Serpent & Dove Cover
Synopsis from the Creator:

"A brilliant debut, full of everything I love: a sparkling and fully realized heroine, an intricate and deadly system of magic, and a searing romance that kept me reading long into the night. Serpent & Dove is an absolute gem of a book." —Sarah J. Maas, #1 New York Times bestselling author of A Court of Thorns and Roses series

Bound as one, to love, honor, or burn. Book one of a stunning fantasy duology, this tale of witchcraft and forbidden love is perfect for fans of Kendare Blake and Sara Holland.

Two years ago, Louise le Blanc fled her coven and took shelter in the city of Cesarine, forsaking all magic and living off whatever she could steal. There, witches like Lou are hunted. They are feared. And they are burned.

As a huntsman of the Church, Reid Diggory has lived his life by one principle: Thou shalt not suffer a witch to live. But when Lou pulls a wicked stunt, the two are forced into an impossible situation—marriage.

Lou, unable to ignore her growing feelings, yet powerless to change what she is, must make a choice. And love makes fools of us all.

Set in a world of powerful women, dark magic, and off-the-charts romance, book one of this stunning fantasy duology will leave readers burning for more.

Review: Serpent & Dove, by Shelby Mahurin

[fa icon="calendar"] Dec 5, 2019 9:45:00 AM / by Suzanne

This book hit all of my buttons: enemies-to-lovers, witches, historical (AU) France and a very murdery plot. It's a book that I might feel just a little twinge of guilt about loving as much as I do, but that guilt is overshadowed by the emotional ride this book took me on.

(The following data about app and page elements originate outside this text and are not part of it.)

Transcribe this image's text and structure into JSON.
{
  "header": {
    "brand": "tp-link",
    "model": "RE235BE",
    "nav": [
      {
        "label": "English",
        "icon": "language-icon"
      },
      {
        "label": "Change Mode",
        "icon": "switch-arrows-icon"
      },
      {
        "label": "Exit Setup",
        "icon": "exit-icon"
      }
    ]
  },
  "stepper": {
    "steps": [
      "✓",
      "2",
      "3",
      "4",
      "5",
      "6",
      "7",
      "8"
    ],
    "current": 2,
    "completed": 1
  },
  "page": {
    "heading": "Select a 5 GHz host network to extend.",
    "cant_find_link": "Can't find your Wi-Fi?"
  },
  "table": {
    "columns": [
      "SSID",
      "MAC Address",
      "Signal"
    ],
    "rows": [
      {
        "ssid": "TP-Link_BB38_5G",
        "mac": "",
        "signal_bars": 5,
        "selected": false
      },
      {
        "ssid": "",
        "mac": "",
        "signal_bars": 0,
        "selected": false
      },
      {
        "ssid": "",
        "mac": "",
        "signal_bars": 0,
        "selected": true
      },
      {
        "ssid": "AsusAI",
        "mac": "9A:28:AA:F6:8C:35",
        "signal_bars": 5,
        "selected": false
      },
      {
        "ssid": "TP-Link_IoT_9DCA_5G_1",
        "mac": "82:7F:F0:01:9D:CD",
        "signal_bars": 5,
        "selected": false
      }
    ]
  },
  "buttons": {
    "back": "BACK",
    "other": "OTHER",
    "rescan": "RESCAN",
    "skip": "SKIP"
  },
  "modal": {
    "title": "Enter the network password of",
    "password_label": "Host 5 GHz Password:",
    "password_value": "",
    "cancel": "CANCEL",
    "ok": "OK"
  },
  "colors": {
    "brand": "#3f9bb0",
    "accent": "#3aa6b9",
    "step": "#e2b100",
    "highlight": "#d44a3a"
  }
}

Lou is a thieving miscreant on the run from just about everyone. Her mother is The Head Witch in Charge and tried to kill her to fulfill a prophecy. That prophecy? When the HWIC's line ends, so does that of the King. You see, the witches and the crown/church have been at war for decades, ever since the witches were defeated and kicked off their land. Everyone had lived in relative tolerance before the Church took over and declared witches to be evil. Now the witches ARE evil, or at least the ones who stayed in the covens and aren't hiding in plain sight in the city of Cesarine. Witches are publicly burned, but they're not innocent. They capture, torture, and drain the life out of people, living down to what's expected of them. And yes, they're still trying to recapture Lou so her mother can kill her.

Lou is also hiding from the Chasseurs, an elite group of witch-hunters trained by the Church. Reid is a Chasseur captain and after a series of incidents, they're forced into marriage by the bishop. In case you are worried - no one is forced into anything physical and their slow burn angsty-as-heck romance is thoroughly engrossing. There IS an explicit sex scene, reminiscent of those in Sarah J. Maas's ACOTAR series. It's one of the many things that makes me wonder why we don't have a New Adult genre yet.

Even if Reid doesn't know yet that Lou is a witch, he resents his desire for physical and emotional connection because Chasseurs don't usually marry and he feels weak. (He was in love with someone else and their relationship ended because of his duties. He is a virgin, Lou is very not.) Lou hates him for his religious zeal, for literally burning witches, for their forced marriage. I should not have wanted them to be together... and yet I did. Somehow, even after all of the bad, Mahurin shows us just enough of Reid's desire to do the right thing and his ability to love and change to make the romance believable. This is where the guilt comes in. He's a religious zealot for most of the book! How in hell do I, a queer woman, want to read about someone who persecutes people on behalf of the church? Well, I did/do. In this specific instance. Honestly, I think it's because the queer people in the book are wonderful AND because both sides in this case are essentially religious zealots bent on extermination of the other side.

So in summary: I loved this book. It's packed with secrets and romance and adventure. The stakes are high, the danger is palpable, and the tension between the central couple is intense. I didn't laugh, but I did hold my breath or cry at various points. I'm eagerly anticipating the follow-up and only wish Mahurin had a backlist for me to dive into.


Content Warnings: murder, parental abuse and attempted murder, religious persecution, forced marriage


Suzanne read this audiobook via her Scribd subscription and then bought a print copy.


Topics: review